NIC 1 Settings:  MTU: 0, Socket (send: 64, receive: 64), TCP Window (send:64, receive: 64)
NIC 1 Rule(0):   name = docker, protocol = tcp, host ip = 127.0.0.1, host port = 5000, guest ip = , guest port = 4243
NIC 1 Rule(1):   name = http, protocol = tcp, host ip = 127.0.0.1, host port = 8888, guest ip = , guest port = 8888
NIC 1 Rule(2):   name = ssh, protocol = tcp, host ip = 127.0.0.1, host port = 2022, guest ip = , guest port = 22
NIC 2:           disabled
NIC 3:           disabled
NIC 4:           disabled
NIC 5:           disabled
NIC 6:           disabled
NIC 7:           disabled
NIC 8:           disabled

The line reading NIC 1 Rule(1) shows the results of setting host port 8888 and guest port 8888

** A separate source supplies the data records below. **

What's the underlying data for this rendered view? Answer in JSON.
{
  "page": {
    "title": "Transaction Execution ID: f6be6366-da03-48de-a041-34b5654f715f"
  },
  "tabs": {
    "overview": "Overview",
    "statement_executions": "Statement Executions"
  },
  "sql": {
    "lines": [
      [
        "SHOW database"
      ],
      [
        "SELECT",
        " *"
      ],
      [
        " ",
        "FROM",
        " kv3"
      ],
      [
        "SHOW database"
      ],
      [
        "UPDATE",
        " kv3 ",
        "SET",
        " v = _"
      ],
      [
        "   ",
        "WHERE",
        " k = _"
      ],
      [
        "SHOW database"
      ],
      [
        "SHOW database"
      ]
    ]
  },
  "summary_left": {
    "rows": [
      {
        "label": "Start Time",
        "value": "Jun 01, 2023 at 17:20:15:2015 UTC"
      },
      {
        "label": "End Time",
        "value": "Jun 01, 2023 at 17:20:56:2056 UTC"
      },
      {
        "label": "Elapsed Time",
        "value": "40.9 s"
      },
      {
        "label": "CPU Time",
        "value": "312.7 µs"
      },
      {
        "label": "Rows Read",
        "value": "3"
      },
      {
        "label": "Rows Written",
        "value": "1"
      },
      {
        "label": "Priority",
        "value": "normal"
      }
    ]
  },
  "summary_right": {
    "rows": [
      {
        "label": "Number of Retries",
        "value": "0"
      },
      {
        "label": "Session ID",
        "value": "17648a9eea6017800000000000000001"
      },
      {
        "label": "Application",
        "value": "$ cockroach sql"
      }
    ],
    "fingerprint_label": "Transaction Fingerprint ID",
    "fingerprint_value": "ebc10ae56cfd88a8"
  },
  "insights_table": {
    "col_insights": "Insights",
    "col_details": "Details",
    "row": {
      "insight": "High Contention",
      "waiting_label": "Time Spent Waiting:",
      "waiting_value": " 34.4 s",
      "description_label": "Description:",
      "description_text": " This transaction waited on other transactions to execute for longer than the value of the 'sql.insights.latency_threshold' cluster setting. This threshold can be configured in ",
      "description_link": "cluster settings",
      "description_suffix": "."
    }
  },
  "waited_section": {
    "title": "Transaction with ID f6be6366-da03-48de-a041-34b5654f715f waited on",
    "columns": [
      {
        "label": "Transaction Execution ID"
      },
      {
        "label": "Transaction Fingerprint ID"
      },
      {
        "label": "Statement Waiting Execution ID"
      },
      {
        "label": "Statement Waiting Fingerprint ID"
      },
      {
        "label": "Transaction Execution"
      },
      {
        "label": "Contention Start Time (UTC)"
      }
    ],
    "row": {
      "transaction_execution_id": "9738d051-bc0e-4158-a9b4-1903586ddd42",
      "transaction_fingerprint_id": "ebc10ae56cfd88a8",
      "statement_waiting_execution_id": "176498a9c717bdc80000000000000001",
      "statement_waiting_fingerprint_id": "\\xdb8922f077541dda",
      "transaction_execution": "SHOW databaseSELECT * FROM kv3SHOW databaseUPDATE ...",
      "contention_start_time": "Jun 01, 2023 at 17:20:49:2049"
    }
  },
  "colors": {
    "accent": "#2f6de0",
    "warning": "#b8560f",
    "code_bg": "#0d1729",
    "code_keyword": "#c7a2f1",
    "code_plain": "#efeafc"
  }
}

You cannot set more than 1 http rule for NIC 1 (perhaps you can enable NIC 2 and set the http rule there, but I didn't bother with it), so I deleted the previous NIC 1 http rule and added one for port 15672 so that I could test the presence of the rabbitmq management portal at 127.0.0.1:15672

$ boot2docker down
$ vboxmanage modifyvm boot2docker-vm –natpf1 delete http
$ vboxmanage modifyvm boot2docker-vm –natpf1 "http,tcp,127.0.0.1,15672,,15672"
$ boot2docker up

After a rebuild/launch of rabbitmq-app, I visited 127.0.0.1:15672 and was greeted with the management portal! Huzzah!
With that I was able to verify that the rabbitmq-app was finished!

From there I needed to ensure that the buildapi-app container could connect to the rabbitmq-app container, so I deleted port 15672 from the NIC 1 http rule and added port 8888 again so that I could visit the buildapi page there. (Yes I could have kept 15672)

In order to get these containers communicating, I needed specify a link between them, and I used these docs to help me figure that part out.

I was able to confirm that buildapi is up and running and pages can be visited in self-serve, though there is no db info so no revisions show up, but that is as expected since I am not feeding in anything to fill those dbs with data. Left to do on the buildapi-app container is to get kombu and selfserveagent running.

I have uploaded the current working Dockerfiles for these apps to http://hg.mozilla.org/users/jozeller_mozilla.com/vagrant-docker-setup/

Bash commands that were useful today:

for f in $(docker ps -a -q); do docker rm -f $f; done; # Remove all docker containers
for f in $(docker images -q); do docker rmi -f $f; done; # Remove all docker images